|US4706725 *||Jan 30, 1984||Nov 17, 1987||Bridgestone Tire Company Limited||Pneumatic semi-radial tires for motorcycles|
|US4770221 *||Dec 10, 1986||Sep 13, 1988||Bridgestone Corporation||Heavy duty pneumatic radial tire|
|US4773463 *||Aug 29, 1984||Sep 27, 1988||Bridgestone Tire Company, Limited||Pneumatic radial tires for motorcycles|
|EP0202925A2 *||May 21, 1986||Nov 26, 1986||Sumitomo Rubber Industries Limited||A radial tyre for heavy duty|
|U.S. Classification||152/454, 152/543, 152/554, 152/542|
|International Classification||B60C15/06, B60C3/04, B60C9/00, B60C15/00, B60C9/08, B60C3/00|
|Cooperative Classification||B60C3/04, Y10T152/10828|
|May 13, 1982||AS||Assignment|
Owner name: BRIDGESTONE TIRE COMPANY, LIMITED, 10-1, KYOBASHI
Free format text: ASSIGNMENT OF ASSIGNORS INTEREST.;ASSIGNORS:MATSUMOTO, KENJI;SUZUKI, YASUO;REEL/FRAME:003985/0773
Effective date: 19810612
Owner name: BRIDGESTONE TIRE COMPANY, LIMITED, JAPAN
Free format text: ASSIGNMENT OF ASSIGNORS INTEREST;ASSIGNORS:MATSUMOTO, KENJI;SUZUKI, YASUO;REEL/FRAME:003985/0773
Effective date: 19810612
|Apr 1, 1986||FPAY||Fee payment|
Year of fee payment: 4
|Mar 30, 1990||FPAY||Fee payment|
Year of fee payment: 8
|May 10, 1994||REMI||Maintenance fee reminder mailed|
|Oct 2, 1994||LAPS||Lapse for failure to pay maintenance fees|

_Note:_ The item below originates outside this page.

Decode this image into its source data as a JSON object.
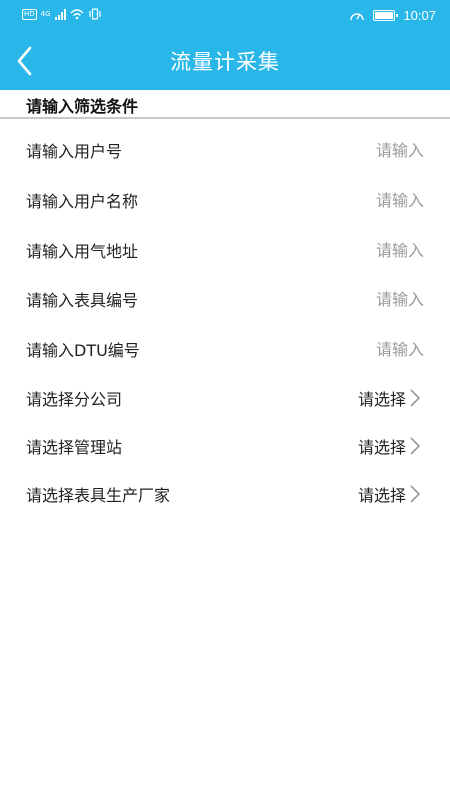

|Dec 13, 1994||FP||Expired due to failure to pay maintenance fee|
Effective date: 19941005